I'm a little confused about the licensing. In the LICENSE file it says that the repository is under MIT license. But in the header of some js files there is a copyright notice with apache-2.0. Does this copyright notice affect the licensing? What is the copyright notice in the file header?
A "license" simply means legal permission to do something from a rightsholder. The relevant question is: if the rightsholder sued you for exercising some right (e.g., copying or modifying their copyrighted work), could you prove to a court's satisfaction that you actually had permission to do that? The mismatch between licensing statements makes me uncomfortable saying what a court might decide about what rights had been licensed to you.
Furthermore, this mismatch makes me strongly suspects some Apache 2 files have been taken from another upstream program by this downstream developer, who has licensed their new work under MIT, possibly without satisfying their attribution/license-preservation requirements. I would certainly investigate if the Apache 2 labeled files have been taken from another project. This is generally allowed by the Apache 2 license, but requires keeping copyright notices and the Apache 2 license text, which I can't be sure has happened here. I would hold off on using this code until I identified the original author of each file, verified how they licensed the file, and ensured that my use complied with the requirements of each of those licenses.
In an ideal world each project would have a homogeneous license for all its files, and components from other projects (and under other licenses) would be in dependencies or the like. But life is what happens while we make other plans.

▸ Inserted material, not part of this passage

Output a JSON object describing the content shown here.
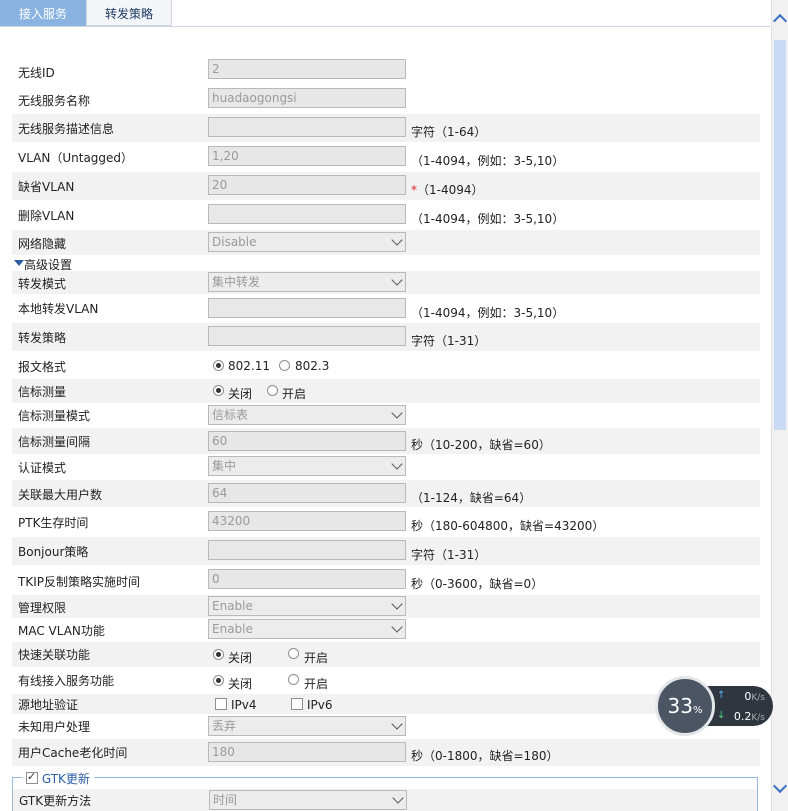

In the real world we see some projects, which have files copied in from other projects, and which have other licenses. As an example I often use org.springframework.security:spring-security-crypto , it clearly seems to be an Apache 2.0 licensed library. However it includes one file which is under ISC license: BCrypt.java . This fact is not declared anywhere except within that specific file.
Situations like this are difficult to avoid for those using the software, for the development team of the library it would be easy to include the information in their LICENSE or NOTICE file. On the other hand, if the license declaration, the license language and the attribution notices are all included in that file they are likely complying with the legal requirements. Hopefully someone has checked if the different licenses are compatible.

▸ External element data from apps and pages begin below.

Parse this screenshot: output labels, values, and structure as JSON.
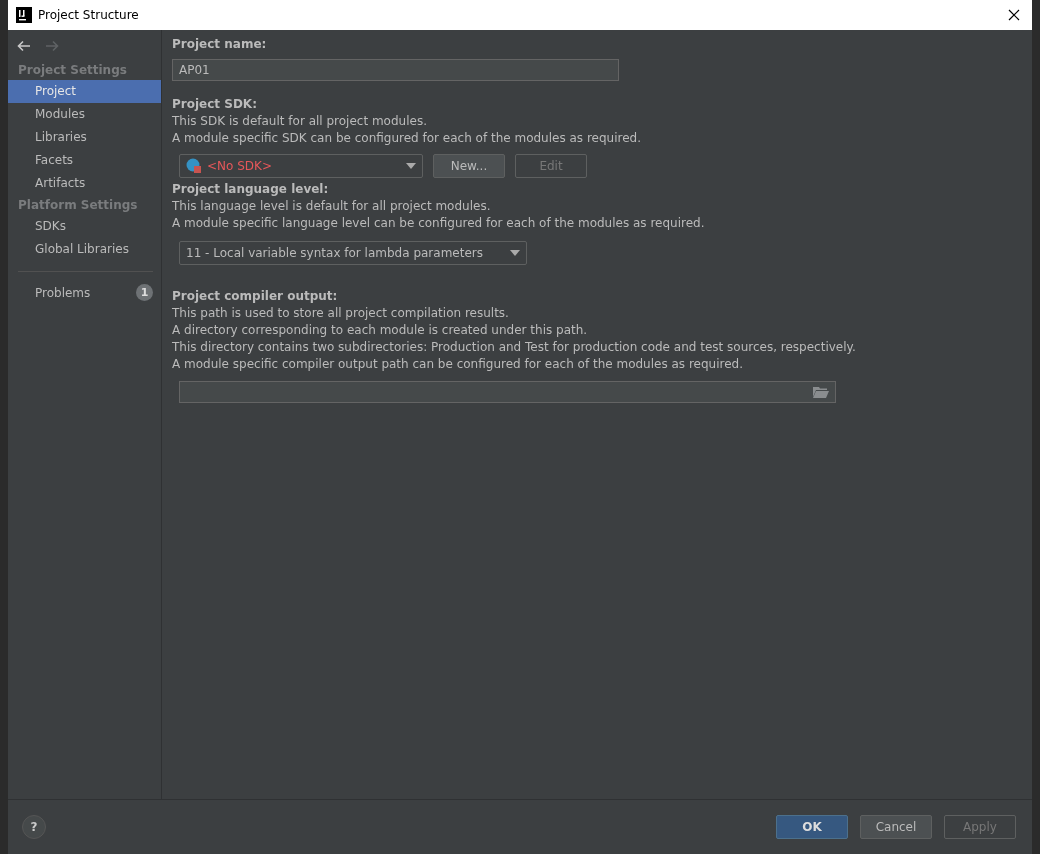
{
  "window": {
    "title": "Project Structure"
  },
  "sidebar": {
    "groups": [
      {
        "heading": "Project Settings",
        "items": [
          {
            "label": "Project",
            "selected": true
          },
          {
            "label": "Modules",
            "selected": false
          },
          {
            "label": "Libraries",
            "selected": false
          },
          {
            "label": "Facets",
            "selected": false
          },
          {
            "label": "Artifacts",
            "selected": false
          }
        ]
      },
      {
        "heading": "Platform Settings",
        "items": [
          {
            "label": "SDKs",
            "selected": false
          },
          {
            "label": "Global Libraries",
            "selected": false
          }
        ]
      }
    ],
    "problems": {
      "label": "Problems",
      "count": "1"
    }
  },
  "project_name": {
    "label": "Project name:",
    "value": "AP01"
  },
  "project_sdk": {
    "label": "Project SDK:",
    "description": [
      "This SDK is default for all project modules.",
      "A module specific SDK can be configured for each of the modules as required."
    ],
    "dropdown": "<No SDK>",
    "buttons": [
      {
        "label": "New...",
        "disabled": false
      },
      {
        "label": "Edit",
        "disabled": true
      }
    ]
  },
  "language_level": {
    "label": "Project language level:",
    "description": [
      "This language level is default for all project modules.",
      "A module specific language level can be configured for each of the modules as required."
    ],
    "dropdown": "11 - Local variable syntax for lambda parameters"
  },
  "compiler_output": {
    "label": "Project compiler output:",
    "description": [
      "This path is used to store all project compilation results.",
      "A directory corresponding to each module is created under this path.",
      "This directory contains two subdirectories: Production and Test for production code and test sources, respectively.",
      "A module specific compiler output path can be configured for each of the modules as required."
    ]
  },
  "footer": {
    "help": "?",
    "buttons": [
      {
        "label": "OK",
        "kind": "default",
        "disabled": false
      },
      {
        "label": "Cancel",
        "kind": "normal",
        "disabled": false
      },
      {
        "label": "Apply",
        "kind": "normal",
        "disabled": true
      }
    ]
  }
}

As this is sometimes unavoidable, your question rightly focuses on how to deal with it. The answer is simple: You should respect the license and comply with its requirements. Where there is a specific license declaration in a file it overrides the license declaration of the entire project (which has been made for all files without such individual declaration).
As @apsillers has stated in his answer, if you are unclear where the code comes from, or if you are unclear about the compatibility of the licenses, you should hold off using the code until you are certain that your questions have been satisfactorily answered.